EXERCISE: In the records below, how many lines hold the word "title"? Give only the number.

++++++++++

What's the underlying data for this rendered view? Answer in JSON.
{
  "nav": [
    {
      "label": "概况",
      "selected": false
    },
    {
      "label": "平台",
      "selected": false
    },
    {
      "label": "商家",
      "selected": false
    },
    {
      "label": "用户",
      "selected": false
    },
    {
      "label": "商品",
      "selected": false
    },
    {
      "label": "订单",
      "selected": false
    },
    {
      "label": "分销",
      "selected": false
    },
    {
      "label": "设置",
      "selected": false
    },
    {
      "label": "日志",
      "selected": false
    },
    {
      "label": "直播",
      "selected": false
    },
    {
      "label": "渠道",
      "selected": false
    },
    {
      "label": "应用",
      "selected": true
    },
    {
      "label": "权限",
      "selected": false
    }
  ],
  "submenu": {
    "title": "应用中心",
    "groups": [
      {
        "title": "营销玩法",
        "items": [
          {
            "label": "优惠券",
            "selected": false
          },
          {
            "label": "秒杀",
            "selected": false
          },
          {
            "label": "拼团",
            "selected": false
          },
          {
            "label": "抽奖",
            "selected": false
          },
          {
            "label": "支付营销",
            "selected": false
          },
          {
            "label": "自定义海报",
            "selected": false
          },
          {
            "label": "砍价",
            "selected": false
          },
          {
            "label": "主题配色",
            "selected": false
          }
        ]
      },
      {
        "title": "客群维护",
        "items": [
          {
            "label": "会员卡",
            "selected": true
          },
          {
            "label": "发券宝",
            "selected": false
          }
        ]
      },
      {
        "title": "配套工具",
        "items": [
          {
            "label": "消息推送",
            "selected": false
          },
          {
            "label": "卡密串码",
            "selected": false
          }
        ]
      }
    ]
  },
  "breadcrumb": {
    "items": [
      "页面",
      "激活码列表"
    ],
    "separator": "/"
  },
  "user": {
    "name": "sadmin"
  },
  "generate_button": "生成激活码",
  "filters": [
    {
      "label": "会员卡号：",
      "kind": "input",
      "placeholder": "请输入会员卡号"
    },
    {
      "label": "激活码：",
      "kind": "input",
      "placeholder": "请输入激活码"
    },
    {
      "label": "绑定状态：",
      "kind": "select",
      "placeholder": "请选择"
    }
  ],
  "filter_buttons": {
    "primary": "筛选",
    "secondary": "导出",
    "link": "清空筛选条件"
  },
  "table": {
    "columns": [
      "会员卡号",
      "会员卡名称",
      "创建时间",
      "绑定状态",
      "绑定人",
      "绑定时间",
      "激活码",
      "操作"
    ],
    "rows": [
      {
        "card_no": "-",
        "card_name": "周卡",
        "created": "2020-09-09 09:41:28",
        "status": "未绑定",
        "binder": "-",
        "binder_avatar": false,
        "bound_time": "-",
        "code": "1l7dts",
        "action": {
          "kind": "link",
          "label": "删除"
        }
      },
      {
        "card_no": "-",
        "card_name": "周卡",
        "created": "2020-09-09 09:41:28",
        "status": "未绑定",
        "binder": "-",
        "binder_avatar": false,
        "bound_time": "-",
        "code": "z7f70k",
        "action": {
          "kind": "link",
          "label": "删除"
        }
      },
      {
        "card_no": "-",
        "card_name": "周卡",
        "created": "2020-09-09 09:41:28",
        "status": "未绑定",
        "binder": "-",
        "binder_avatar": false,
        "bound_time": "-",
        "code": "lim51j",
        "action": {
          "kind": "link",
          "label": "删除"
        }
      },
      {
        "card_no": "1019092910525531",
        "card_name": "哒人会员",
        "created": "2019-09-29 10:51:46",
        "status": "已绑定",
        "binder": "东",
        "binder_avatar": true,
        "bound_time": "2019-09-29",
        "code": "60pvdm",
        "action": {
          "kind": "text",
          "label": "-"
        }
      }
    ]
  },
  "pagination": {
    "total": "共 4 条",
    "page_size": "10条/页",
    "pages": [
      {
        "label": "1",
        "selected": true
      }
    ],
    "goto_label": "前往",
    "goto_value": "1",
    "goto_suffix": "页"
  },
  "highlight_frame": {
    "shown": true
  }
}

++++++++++

RESPONSE TO THE TASK: 4